first warm day

Degas thought each of the dancers was a city

 

Jacobs thought her block was a company of dancers

 

the body is a kind of simple machine

 

I don’t mean your body or mine because that’s too close

 

I want a friend who stumbles over my pronoun to apologize

 

he doesn’t and my body in the room with him isn’t mine

 

that time or the next time or the time after that

 

and I can’t figure out how to say why it hurts to see him

 

I bake one large slice of cake and walk around with it

 

I keep being interrupted by people I know on the street

 

and on the trolley, near the gas station and in the park

 

and they’re all like “that’s a beautiful slice of cake”

 

it’s the width of my shoulders and I offer a bite

 

and they take one and what I want is to be alone

 

in public with this slice of lemon cake with nectarine

 

in the middle and cinnamon frosting I’m saving half

 

of it for Sophie who will meet me here but I’m

 

eating my half now and both trolleys come up

 

on either street peripheral to the park at once

 

Ian McHarg thought a mountain was a body in a city

 

Le Corbusier thought bodies were machines in the house

 

I hug all of these strangers with the cake on a plate

 

behind their back and they take a bite when it emerges

 

I hug them all and wish Sophie were here she’s better

 

at hugging and last week I cut my friend’s hair

 

and her friend’s hair who kept saying “are you finished”

 

and “this is so much better than paying for a haircut”

 

they agreed with each other that they wouldn’t shave

 

their heads because it would change how people

 

perceived them as though they have some idea

 

that must be nice or having this cake slice is like

 

walking a dog and people want to pet it I take out

 

a box of forks from my bag and people in the park

 

walk over and ask if there are nuts in it and there

 

are no nuts and they feel weird that a bite is free

 

but they want one and I hand forks to their

 

four year old and their six year old and I pet their dog

 

who licks me first in one nostril then the other

 

there’s still half left for Sophie one child says

 

to a parent “that person made a nice cake” and

 

that feels good as does the warm weather

 

and the early buds all the green and lavender

 

I’ve been anticipating and a little of it is here now

 

Reyner Banham thought streets were the private

 

drives between the public highway and your home

 

Venturi thought we could learn from a city that

 

was mostly signs and the afterthoughts of buildings

 

Francesca is my teacher who traces all the bulldozers

 

the U.S. made to form flatter battlefields in WWII

 

that came back to build flat suburbs in the Malibu

 

Hills and outside Philly and everywhere after the war

 

it’s early march and 79 degrees and across the park

 

is the statue of Dickens every February there’s

 

a dessert reception here to celebrate his birthday

 

Amy is my other teacher who thinks we can make

 

a map of where people get heart disease and where

 

and how they get groceries and show the impact

 

of what a food desert does and to whom

 

there’s a picture of my dad’s friend three years

 

before she died of pancreatic cancer in this part

 

of the park serving the trifle she was famous for

 

on Dickens’ birthday

 

and she’s smiling and hugging people

 

but not in the picture in the picture she has a spoon

 

and whip cream and layers in this amazing eleven inch

 

and deep round glass dish and I’m thinking of her

 

here like a vigil when I see Sophie and she waves

 

both arms and I wave and raise the half-slice

 

*
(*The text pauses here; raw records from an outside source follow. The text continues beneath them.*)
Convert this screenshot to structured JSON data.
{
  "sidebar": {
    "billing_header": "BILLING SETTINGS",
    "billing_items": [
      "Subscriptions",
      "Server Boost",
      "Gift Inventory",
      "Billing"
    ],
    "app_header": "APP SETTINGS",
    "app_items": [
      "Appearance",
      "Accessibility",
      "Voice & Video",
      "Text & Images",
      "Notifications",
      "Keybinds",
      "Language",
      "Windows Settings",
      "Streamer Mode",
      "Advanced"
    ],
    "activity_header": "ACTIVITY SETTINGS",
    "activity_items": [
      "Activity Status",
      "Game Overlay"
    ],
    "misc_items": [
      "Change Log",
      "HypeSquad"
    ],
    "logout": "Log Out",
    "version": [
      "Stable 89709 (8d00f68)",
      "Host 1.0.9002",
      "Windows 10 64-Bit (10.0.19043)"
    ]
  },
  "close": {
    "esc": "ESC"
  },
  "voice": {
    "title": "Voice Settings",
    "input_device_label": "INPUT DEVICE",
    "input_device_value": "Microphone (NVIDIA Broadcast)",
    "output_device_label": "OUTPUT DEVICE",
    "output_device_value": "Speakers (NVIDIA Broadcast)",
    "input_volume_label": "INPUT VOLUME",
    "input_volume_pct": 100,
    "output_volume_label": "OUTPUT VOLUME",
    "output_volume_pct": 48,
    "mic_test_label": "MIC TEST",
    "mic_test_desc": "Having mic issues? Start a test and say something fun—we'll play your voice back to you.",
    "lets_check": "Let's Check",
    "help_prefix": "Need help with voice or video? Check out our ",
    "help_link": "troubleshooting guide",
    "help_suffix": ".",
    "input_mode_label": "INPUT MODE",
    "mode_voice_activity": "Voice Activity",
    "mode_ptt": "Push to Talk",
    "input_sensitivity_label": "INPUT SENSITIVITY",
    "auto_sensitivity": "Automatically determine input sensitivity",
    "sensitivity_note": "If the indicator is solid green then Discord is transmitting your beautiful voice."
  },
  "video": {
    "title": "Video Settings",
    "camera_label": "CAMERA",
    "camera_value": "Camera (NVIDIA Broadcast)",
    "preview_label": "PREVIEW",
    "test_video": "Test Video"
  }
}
Davy Knittle’s poems and reviews have appeared recently or are forthcoming in Fence, Jacket2, and The Iowa Review. horse less press published his chapbook, “empathy for cars / force of july,” in 2016. He lives in Philadelphia and curates the City Planning Poetics series at the Kelly Writers House.

 

Advertisements

Leave a Reply

Fill in your details below or click an icon to log in:

WordPress.com Logo

You are commenting using your WordPress.com account. Log Out / Change )

Twitter picture

You are commenting using your Twitter account. Log Out / Change )

Facebook photo

You are commenting using your Facebook account. Log Out / Change )

Google+ photo

You are commenting using your Google+ account. Log Out / Change )

Connecting to %s